Let’s not confuse this exposure with shutter speed exposure, although they pretty much work the same way. In most mobile phones, the option labelled as “Exposure” actually refers to “Exposure Compensation”. If you feel your images are coming a little too bright or maybe a little too dark, simply adjust the exposure compensation settings accordingly to achieve the perfect picture. Simple?
HDR or HDR+ Mode
HDR refers to High Dynamic Range photography which basically enhances the dynamic colour range of your pictures. In English? All right. This mode takes several photos at varied exposure levels and then merges them into one image, to give you the best colours for darks, lights and mid tones. With HDR mode on, you will mostly have to hold the camera still for a second or two, to capture the image accurately. There is no need to use a tripod, as the images are shot at a quick shutter speed, but as there are multiple shots taken, it takes a few moments. This may not be the best mode for shots of moving objects, but it does exceedingly well for landscape photography.
AWB stands for ‘Auto White Balance’ mode, and you usually have an option to change it to one of the other presets, namely, Incandescent, Sunny, Cloudy and Florescent. This option helps you adjust the temperature hue of your photographs. Again, in plain English, it refers to the reddish or bluish tinge that an image has.

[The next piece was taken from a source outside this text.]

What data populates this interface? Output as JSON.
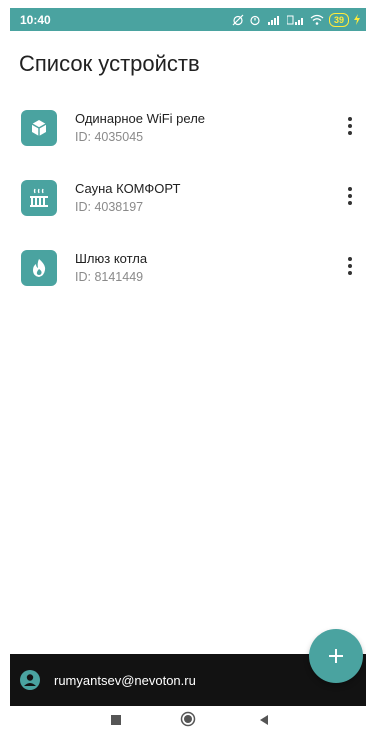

So for photos that are taken during a bright sunny day, AWB will automatically compensate for the extra reddish tinge and give you a pleasing image. Should you feel the need to experiment a bit, try changing to any of the above mentioned presets.
Now that you know how your smartphone camera works, get out there and get snapping!